• What you need to do: In the entries that follow, find every line containing "démo" and copy it.

• Listed records:
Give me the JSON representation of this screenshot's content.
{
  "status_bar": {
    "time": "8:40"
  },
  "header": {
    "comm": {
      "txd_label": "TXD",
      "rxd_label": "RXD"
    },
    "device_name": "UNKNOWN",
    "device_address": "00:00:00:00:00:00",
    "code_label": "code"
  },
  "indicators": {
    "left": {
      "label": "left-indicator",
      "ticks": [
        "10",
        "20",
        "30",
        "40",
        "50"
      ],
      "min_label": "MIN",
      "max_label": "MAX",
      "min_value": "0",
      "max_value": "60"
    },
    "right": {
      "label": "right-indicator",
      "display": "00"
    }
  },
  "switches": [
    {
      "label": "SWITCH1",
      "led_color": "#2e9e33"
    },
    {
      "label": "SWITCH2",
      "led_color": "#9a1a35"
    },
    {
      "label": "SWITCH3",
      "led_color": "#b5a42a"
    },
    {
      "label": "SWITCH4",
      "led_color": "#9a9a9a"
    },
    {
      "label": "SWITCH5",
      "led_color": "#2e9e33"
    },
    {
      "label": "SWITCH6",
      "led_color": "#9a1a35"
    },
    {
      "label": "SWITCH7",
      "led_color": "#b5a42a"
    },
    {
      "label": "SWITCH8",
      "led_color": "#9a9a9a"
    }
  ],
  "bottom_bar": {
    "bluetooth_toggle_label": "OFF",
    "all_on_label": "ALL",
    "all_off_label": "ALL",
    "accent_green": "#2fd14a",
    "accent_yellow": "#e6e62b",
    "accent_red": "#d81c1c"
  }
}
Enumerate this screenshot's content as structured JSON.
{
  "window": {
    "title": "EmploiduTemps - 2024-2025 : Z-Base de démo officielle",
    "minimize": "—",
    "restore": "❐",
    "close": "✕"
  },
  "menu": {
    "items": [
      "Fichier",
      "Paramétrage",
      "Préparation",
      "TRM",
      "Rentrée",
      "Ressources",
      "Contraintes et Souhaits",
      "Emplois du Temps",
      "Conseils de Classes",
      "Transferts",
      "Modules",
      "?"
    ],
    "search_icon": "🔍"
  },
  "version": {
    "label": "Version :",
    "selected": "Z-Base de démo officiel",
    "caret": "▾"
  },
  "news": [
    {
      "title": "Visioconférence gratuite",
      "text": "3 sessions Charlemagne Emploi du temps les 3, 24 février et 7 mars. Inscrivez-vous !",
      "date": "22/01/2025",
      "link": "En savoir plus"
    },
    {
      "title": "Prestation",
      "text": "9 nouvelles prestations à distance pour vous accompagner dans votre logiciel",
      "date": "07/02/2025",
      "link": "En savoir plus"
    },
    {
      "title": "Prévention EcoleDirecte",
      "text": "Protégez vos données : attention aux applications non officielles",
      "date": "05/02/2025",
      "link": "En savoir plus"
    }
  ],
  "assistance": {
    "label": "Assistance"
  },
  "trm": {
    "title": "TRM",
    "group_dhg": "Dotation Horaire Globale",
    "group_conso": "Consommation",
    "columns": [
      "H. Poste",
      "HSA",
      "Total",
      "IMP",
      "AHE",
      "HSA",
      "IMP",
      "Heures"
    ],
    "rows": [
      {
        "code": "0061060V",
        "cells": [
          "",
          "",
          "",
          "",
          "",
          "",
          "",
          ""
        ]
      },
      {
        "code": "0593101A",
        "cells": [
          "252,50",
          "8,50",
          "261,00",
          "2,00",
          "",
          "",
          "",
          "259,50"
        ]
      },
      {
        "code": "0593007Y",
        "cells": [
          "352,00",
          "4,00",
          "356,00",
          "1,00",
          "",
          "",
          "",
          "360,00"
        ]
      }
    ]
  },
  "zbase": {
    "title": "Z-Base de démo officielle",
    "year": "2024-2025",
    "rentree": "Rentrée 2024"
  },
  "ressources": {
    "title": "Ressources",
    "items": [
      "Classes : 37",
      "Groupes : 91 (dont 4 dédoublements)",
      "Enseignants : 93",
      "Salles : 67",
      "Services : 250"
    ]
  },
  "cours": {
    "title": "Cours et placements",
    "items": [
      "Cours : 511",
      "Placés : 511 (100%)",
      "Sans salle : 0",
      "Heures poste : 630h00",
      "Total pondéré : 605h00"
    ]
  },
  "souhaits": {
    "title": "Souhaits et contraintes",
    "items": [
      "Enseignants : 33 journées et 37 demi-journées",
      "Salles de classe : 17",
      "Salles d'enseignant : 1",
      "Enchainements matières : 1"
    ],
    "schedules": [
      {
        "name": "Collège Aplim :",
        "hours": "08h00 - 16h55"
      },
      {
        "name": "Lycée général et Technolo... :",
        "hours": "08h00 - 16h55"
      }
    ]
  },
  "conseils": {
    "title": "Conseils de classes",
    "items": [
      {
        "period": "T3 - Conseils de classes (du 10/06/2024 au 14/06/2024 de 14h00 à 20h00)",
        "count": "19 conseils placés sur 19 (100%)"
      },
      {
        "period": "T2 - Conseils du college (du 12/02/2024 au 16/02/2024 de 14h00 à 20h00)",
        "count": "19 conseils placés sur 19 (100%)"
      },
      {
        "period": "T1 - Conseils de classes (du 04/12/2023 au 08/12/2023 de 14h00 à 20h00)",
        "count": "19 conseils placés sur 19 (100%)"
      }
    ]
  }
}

• Result below:
    "title": "EmploiduTemps - 2024-2025 : Z-Base de démo officielle",
    "selected": "Z-Base de démo officiel",
    "title": "Z-Base de démo officielle",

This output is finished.